project per student. Any change in project must be approved by the ACS Project SEED committee within one week of receipt of the acceptance letter for a given project. 5. Accident Insurance – The ACS provides accident insurance coverage for Project SEED students, faculty members or chaperons. All participants must be registered prior to the start of the program. The period covered is limited to the 8-10 week Summer I and II programs each year. The insurance company will administrate the plan on an excess basis, paying only eligible bills that remain unpaid after all other coverages have been exhausted. The insurance coverage is not extended beyond the ACS Project SEED summer activity. The activities covered are limited to scheduled, sponsored, and/or supervised activities of ACS Project SEED. This insurance does not cover any conditions for which the insured is entitled to benefits under any Worker’s Compensation Act or similar law. The ACS accident insurance policy coverage does not extend to damage or loss of personal property of the ACS Project SEED participants. Although ACS purchases accident insurance annually for Project SEED for the duration of the program, it is the mentor’s duty to ensure that the student works in an environment in which all necessary and usual safety precautions have been taken. The student must understand both the precautions taken and the reasons for such precautions. A guideline booklet, “Safety in the Academic Chemistry Laboratories” for faculty and students, will be provided to mentors and students. “Students should wear safety goggles in the laboratory at all times.” 6. College and Career Counseling – The mentor should give college and career counseling to the student. In addition, ACS will send a College Scholarship application form for the freshman year to all eligible seniors. .
30 Project SEED – 1/2015

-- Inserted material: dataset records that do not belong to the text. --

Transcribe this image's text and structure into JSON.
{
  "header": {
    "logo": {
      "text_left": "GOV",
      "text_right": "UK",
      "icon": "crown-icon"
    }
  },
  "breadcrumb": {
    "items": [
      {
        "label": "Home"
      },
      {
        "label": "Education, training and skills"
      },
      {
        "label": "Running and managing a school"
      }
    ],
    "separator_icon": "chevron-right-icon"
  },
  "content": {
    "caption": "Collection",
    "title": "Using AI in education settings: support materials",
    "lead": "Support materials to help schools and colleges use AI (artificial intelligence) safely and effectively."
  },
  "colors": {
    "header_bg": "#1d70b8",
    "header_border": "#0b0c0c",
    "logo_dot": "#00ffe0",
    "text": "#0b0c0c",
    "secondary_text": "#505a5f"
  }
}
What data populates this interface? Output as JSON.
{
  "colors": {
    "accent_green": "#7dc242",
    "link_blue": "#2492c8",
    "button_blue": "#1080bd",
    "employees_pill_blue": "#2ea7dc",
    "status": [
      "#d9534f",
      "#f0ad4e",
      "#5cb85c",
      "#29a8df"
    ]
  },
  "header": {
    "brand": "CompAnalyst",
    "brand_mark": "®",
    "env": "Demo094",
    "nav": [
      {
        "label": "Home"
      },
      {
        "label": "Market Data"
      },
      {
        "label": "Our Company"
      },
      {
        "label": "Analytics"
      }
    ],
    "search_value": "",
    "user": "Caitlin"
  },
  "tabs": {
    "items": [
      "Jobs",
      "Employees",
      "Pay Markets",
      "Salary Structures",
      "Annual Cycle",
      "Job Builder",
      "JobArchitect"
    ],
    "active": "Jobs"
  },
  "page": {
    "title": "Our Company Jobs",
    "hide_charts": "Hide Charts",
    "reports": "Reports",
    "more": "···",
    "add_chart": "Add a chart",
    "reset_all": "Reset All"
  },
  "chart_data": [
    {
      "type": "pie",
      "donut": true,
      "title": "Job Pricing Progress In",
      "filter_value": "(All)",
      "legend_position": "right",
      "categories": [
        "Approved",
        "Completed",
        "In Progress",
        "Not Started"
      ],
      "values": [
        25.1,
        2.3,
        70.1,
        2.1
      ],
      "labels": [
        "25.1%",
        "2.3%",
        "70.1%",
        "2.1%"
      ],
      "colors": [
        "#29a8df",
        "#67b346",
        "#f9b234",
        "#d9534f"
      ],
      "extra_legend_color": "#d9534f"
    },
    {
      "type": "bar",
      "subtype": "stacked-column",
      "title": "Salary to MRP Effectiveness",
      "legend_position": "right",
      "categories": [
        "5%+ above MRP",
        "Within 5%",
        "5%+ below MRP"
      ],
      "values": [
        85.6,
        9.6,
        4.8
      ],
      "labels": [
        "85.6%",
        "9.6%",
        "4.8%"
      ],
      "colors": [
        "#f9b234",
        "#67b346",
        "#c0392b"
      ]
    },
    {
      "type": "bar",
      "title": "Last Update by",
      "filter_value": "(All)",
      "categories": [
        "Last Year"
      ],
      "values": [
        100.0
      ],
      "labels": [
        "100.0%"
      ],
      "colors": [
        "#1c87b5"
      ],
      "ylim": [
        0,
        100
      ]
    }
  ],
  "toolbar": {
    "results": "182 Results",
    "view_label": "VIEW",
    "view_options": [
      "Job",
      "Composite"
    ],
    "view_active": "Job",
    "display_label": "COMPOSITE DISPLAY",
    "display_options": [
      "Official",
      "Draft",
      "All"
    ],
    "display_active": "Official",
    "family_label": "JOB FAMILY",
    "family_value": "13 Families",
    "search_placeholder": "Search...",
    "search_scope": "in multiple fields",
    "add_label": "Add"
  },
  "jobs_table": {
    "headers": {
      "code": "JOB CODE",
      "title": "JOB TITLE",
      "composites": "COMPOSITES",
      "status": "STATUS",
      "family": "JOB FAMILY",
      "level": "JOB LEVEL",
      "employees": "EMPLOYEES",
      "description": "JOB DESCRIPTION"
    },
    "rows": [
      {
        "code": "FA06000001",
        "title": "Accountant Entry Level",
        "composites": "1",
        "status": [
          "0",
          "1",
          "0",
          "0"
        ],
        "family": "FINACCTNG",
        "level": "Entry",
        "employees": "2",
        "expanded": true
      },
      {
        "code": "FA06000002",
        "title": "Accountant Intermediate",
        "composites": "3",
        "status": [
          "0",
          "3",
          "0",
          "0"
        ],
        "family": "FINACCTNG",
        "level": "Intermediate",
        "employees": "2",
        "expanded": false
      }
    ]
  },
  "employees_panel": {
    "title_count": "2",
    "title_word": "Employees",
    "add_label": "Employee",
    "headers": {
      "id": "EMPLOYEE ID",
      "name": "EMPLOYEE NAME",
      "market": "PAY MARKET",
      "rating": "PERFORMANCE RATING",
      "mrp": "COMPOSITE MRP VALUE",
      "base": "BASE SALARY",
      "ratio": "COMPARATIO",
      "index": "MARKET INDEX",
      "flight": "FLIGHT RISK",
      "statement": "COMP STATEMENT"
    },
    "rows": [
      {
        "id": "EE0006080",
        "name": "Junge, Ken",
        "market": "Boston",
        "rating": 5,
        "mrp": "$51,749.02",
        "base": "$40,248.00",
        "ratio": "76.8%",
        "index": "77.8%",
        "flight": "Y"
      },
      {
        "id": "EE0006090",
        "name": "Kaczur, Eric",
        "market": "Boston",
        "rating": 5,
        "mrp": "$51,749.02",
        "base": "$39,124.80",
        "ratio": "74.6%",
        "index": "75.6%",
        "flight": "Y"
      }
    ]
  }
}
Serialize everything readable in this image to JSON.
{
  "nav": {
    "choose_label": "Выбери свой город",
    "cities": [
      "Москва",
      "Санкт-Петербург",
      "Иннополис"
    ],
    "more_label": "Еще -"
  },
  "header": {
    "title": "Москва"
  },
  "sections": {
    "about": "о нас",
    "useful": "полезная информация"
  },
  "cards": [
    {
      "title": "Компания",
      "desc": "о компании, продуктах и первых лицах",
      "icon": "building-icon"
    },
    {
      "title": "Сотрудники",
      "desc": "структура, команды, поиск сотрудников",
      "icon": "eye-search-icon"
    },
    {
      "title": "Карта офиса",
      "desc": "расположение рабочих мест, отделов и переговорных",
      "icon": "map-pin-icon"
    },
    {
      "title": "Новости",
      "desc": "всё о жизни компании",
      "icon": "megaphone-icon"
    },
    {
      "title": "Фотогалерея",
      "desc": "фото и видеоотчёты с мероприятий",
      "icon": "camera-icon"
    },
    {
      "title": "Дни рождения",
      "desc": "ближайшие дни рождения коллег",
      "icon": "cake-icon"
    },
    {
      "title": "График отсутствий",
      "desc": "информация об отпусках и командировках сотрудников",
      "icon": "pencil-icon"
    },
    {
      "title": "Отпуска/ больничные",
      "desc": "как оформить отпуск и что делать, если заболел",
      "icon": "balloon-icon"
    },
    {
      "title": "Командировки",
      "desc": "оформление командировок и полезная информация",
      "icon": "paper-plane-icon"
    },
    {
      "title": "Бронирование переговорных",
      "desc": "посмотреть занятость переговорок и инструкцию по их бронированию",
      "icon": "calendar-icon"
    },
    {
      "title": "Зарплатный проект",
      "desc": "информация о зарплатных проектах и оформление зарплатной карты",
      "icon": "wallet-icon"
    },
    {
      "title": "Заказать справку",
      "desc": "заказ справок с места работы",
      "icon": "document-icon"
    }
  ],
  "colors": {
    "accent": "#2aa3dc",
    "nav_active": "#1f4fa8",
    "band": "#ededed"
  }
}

ADMINISTRATIVE GUIDELINES 1. The Student Report – The student must write a final report of the summer’s work (three to five pages are adequate). The mentor must cosign this report and a copy must be submitted to ACS Project SEED Office. Copies should be sent to the student’s high school and to any other sources from which the student received financial support. The Follow-Up Survey, designed for the program’s assessment and improvement, must also be completed online by the student no later than the established deadline. Upon receipt of the final report and the Follow-Up Survey from the student, ACS will send the institution the final $500 award for disbursement to the student. 2. The Mentor Report – A brief report from the mentor must be sent to the ACS Project SEED office. This report should also be sent to the other funding sources, where applicable, at the conclusion of the program. Mentors/coordinators should publicize their programs as broadly as possible. The quality of the publicity should be carefully monitored by the mentor/coordinator with respect to content and detail. 3. Role of the ACS and Participating Institutions – ACS coordinates Project SEED and conducts the national-level fund-raising activities. Acting under the authority of the participating institution, the local ACS Project SEED coordinator usually works with the mentor(s) to select the student(s) and to operate the program in accordance with the financial and academic guidelines set out above by ACS. The participating institution bears primary responsibility for the proper selection of eligible students within the guidelines of the program. ACS responsibility is the administration of the program and the approval of applications for students whose eligibility is outside the guidelines set for Project SEED. 4. Publication of Project SEED Research – Any publications resulting from the student’s research should acknowledge support from ACS and the Project SEED endowment.